Picture of smart phone in human hand

World leading smartphone and mobile technology research at Strathclyde...

The Strathprints institutional repository is a digital archive of University of Strathclyde's Open Access research outputs. Strathprints provides access to thousands of Open Access research papers by University of Strathclyde researchers, including by Strathclyde researchers from the Department of Computer & Information Sciences involved in researching exciting new applications for mobile and smartphone technology.

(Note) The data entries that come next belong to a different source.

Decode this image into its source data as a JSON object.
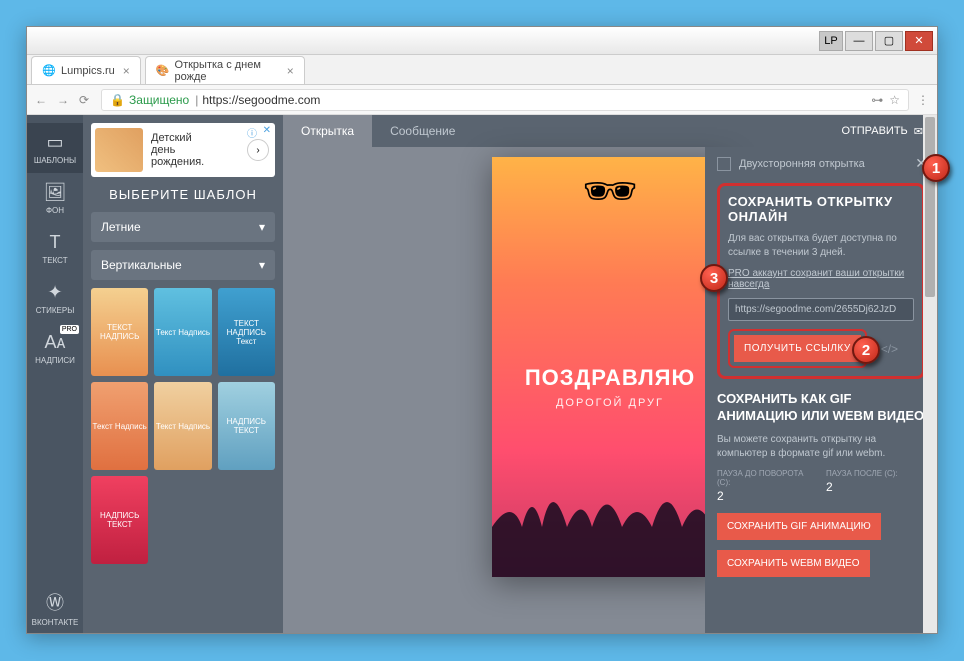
{
  "browser": {
    "lp": "LP",
    "tab1": "Lumpics.ru",
    "tab2": "Открытка с днем рожде",
    "secure": "Защищено",
    "url": "https://segoodme.com"
  },
  "tools": {
    "templates": "ШАБЛОНЫ",
    "background": "ФОН",
    "text": "ТЕКСТ",
    "stickers": "СТИКЕРЫ",
    "labels": "НАДПИСИ",
    "vk": "ВКОНТАКТЕ"
  },
  "ad": {
    "line1": "Детский",
    "line2": "день",
    "line3": "рождения."
  },
  "panel": {
    "title": "ВЫБЕРИТЕ ШАБЛОН",
    "dd1": "Летние",
    "dd2": "Вертикальные"
  },
  "templates_txt": {
    "t1": "ТЕКСТ\nНАДПИСЬ",
    "t2": "Текст\nНадпись",
    "t3": "ТЕКСТ\nНАДПИСЬ\nТекст",
    "t4": "Текст\nНадпись",
    "t5": "Текст\nНадпись",
    "t6": "НАДПИСЬ\nТЕКСТ",
    "t7": "НАДПИСЬ\nТЕКСТ"
  },
  "tabs": {
    "postcard": "Открытка",
    "message": "Сообщение",
    "send": "ОТПРАВИТЬ"
  },
  "card": {
    "title": "ПОЗДРАВЛЯЮ",
    "sub": "ДОРОГОЙ ДРУГ"
  },
  "send_panel": {
    "two_sided": "Двухсторонняя открытка",
    "save_title": "СОХРАНИТЬ ОТКРЫТКУ ОНЛАЙН",
    "save_desc": "Для вас открытка будет доступна по ссылке в течении 3 дней.",
    "pro_link": "PRO аккаунт сохранит ваши открытки навсегда",
    "link_value": "https://segoodme.com/2655Dj62JzD",
    "get_link": "ПОЛУЧИТЬ ССЫЛКУ",
    "embed": "</>",
    "gif_title": "СОХРАНИТЬ КАК GIF АНИМАЦИЮ ИЛИ WEBM ВИДЕО",
    "gif_desc": "Вы можете сохранить открытку на компьютер в формате gif или webm.",
    "pause_before": "ПАУЗА ДО ПОВОРОТА (С):",
    "pause_after": "ПАУЗА ПОСЛЕ (С):",
    "pause_val1": "2",
    "pause_val2": "2",
    "save_gif": "СОХРАНИТЬ GIF АНИМАЦИЮ",
    "save_webm": "СОХРАНИТЬ WEBM ВИДЕО"
  },
  "markers": {
    "m1": "1",
    "m2": "2",
    "m3": "3"
  }
}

But the transformative application of mobile technologies is also the focus of research within disciplines as diverse as Electronic & Electrical Engineering, Marketing, Human Resource Management and Biomedical Enginering, among others.

Explore Strathclyde's Open Access research on smartphone technology now...

Ultrafast circular polarization oscillations in spin-polarized vertical-cavity surface-emitting laser devices

Gerhardt, N. C. and Li, M. and Jaehme, H. and Soldat, H. and Hofmann, M. R. and Ackemann, T. (2010) Ultrafast circular polarization oscillations in spin-polarized vertical-cavity surface-emitting laser devices. In: Physics and Simulation of Optoelectronic Devices XVIII. Proc. SPIE, 7597 . UNSPECIFIED, 75970Q.

[img]
Preview
PDF
Gerhardt_ProcSPIE7597_75970Q_2010_spinosc.pdf - Accepted Author Manuscript

Download (403kB) | Preview

Abstract

Spin-polarized lasers offer new encouraging possibilities for future devices. We investigate the polarization dynamics of electrically pumped vertical-cavity surface-emitting lasers after additional spin injection at room temperature. We find that the circular polarization degree exhibits faster dynamics than the emitted light. Moreover the experimental results demonstrate a strongly damped ultrafast circular polarization oscillation due to spin injection with an oscillation frequency of approximately 11GHz depending on the birefringence in the VCSEL device. We compare our experimental results with theoretical calculations based on rate-equations. This allows us to predict undamped long persisting ultrafast polarization oscillations, which reveal the potential of spin-VCSELs for ultrafast modulation applications.